§ What is required
Some lines in the listing may contain the word "network". Say how many, with the number alone.

§ Data for the task
□ □ □

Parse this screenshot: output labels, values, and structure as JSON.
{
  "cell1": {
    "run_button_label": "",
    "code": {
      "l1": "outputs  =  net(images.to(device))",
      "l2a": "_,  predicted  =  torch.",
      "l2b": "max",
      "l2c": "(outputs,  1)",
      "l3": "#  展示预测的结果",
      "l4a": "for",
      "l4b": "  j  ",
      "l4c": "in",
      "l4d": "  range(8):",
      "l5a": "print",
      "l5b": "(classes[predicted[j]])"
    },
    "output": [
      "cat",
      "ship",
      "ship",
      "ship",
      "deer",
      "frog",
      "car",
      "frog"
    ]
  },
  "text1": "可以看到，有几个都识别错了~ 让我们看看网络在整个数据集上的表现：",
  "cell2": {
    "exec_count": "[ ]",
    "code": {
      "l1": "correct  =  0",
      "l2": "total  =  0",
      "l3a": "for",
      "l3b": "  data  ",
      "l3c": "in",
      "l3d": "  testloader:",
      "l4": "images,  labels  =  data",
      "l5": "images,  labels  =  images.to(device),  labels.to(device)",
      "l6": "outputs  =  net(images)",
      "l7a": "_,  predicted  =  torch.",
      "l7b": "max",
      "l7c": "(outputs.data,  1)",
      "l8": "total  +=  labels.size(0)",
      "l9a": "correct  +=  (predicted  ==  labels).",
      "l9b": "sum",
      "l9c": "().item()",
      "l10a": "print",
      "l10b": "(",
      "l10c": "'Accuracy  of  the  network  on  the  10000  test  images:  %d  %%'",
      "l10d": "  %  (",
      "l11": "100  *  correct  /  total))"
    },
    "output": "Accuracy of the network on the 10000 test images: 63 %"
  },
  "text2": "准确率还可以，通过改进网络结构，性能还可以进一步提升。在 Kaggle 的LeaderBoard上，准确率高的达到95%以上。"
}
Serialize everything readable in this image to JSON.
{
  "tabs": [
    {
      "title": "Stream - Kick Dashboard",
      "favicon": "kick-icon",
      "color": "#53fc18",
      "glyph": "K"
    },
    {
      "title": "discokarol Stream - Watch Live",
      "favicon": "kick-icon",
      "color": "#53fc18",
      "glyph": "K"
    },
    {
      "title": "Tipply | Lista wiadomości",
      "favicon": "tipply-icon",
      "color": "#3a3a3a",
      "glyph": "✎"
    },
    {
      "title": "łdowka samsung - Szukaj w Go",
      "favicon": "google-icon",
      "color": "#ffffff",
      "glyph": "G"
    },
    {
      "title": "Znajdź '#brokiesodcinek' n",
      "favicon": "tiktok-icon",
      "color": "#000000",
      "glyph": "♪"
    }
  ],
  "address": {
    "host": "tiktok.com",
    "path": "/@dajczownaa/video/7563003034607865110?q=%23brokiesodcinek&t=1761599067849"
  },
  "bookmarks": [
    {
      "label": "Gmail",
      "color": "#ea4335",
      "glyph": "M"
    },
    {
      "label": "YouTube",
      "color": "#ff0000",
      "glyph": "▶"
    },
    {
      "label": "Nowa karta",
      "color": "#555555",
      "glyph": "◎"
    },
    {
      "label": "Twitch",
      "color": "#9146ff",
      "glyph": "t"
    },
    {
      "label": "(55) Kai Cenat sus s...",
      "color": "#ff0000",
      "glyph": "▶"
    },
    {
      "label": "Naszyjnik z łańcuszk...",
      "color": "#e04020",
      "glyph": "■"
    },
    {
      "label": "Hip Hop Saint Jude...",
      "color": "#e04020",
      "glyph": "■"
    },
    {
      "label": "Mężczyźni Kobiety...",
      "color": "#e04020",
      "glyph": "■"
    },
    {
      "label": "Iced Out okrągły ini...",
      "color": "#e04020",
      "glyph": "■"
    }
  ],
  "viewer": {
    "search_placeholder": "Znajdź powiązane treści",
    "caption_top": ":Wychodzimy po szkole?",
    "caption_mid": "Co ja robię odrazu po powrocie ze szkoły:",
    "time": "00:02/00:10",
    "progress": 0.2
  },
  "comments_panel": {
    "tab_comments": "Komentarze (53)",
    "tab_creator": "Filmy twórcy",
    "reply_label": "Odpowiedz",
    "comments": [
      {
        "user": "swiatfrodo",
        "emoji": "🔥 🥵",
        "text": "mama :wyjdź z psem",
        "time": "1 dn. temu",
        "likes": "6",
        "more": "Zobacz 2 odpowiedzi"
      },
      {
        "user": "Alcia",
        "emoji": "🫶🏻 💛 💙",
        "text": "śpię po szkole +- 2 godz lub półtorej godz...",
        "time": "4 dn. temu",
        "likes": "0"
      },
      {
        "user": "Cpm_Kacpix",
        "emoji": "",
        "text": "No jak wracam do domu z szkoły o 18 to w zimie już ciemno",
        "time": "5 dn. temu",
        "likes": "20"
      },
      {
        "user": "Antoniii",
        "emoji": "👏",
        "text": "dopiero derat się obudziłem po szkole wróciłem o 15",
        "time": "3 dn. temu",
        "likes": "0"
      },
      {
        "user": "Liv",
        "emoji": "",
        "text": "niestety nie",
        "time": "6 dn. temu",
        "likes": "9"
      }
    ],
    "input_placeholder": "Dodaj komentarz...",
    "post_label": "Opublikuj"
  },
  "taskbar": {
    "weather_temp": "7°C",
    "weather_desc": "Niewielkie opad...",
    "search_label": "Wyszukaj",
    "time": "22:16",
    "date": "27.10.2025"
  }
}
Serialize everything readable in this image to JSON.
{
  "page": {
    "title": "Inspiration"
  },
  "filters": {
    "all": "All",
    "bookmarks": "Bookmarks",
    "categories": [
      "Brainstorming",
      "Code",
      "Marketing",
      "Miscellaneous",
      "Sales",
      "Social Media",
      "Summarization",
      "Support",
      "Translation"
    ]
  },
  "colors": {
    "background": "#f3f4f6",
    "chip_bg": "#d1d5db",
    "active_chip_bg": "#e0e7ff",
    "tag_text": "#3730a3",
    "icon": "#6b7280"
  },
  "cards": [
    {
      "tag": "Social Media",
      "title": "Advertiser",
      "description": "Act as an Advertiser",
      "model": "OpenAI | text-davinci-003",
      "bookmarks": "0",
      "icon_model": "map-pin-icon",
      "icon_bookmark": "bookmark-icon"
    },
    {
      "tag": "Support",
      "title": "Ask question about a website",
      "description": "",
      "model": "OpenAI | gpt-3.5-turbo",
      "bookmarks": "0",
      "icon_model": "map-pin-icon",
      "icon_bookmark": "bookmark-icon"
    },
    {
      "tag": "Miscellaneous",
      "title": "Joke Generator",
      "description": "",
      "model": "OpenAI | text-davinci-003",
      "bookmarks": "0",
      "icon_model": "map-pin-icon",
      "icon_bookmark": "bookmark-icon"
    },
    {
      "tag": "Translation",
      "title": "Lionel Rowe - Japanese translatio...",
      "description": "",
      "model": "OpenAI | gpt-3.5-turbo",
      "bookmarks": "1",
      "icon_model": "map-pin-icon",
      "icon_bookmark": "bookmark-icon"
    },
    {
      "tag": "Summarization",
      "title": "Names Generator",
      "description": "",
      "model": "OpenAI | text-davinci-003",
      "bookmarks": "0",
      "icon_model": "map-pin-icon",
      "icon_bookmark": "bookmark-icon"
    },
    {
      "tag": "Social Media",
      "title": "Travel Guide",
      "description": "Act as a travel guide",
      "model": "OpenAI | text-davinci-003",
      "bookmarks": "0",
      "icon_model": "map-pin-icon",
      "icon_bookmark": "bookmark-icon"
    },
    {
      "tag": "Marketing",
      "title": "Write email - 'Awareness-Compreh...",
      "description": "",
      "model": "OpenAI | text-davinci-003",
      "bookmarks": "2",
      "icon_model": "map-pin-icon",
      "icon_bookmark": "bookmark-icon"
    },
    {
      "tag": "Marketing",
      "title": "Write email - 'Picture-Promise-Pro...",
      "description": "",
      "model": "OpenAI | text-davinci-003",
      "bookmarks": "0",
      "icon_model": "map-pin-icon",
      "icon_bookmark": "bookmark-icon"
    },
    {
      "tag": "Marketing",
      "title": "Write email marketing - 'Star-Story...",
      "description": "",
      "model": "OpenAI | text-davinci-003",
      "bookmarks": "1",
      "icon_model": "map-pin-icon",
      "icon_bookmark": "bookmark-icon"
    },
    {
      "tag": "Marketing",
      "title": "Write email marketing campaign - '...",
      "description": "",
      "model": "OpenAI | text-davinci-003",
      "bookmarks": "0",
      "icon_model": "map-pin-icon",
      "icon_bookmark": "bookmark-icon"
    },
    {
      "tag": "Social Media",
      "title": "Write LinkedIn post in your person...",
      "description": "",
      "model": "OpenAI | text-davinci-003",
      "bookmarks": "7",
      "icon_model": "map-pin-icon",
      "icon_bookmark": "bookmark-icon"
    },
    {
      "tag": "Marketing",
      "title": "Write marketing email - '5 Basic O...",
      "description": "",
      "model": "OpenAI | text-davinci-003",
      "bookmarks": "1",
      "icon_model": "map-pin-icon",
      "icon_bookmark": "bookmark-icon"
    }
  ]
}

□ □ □

§ Solution to this problem
2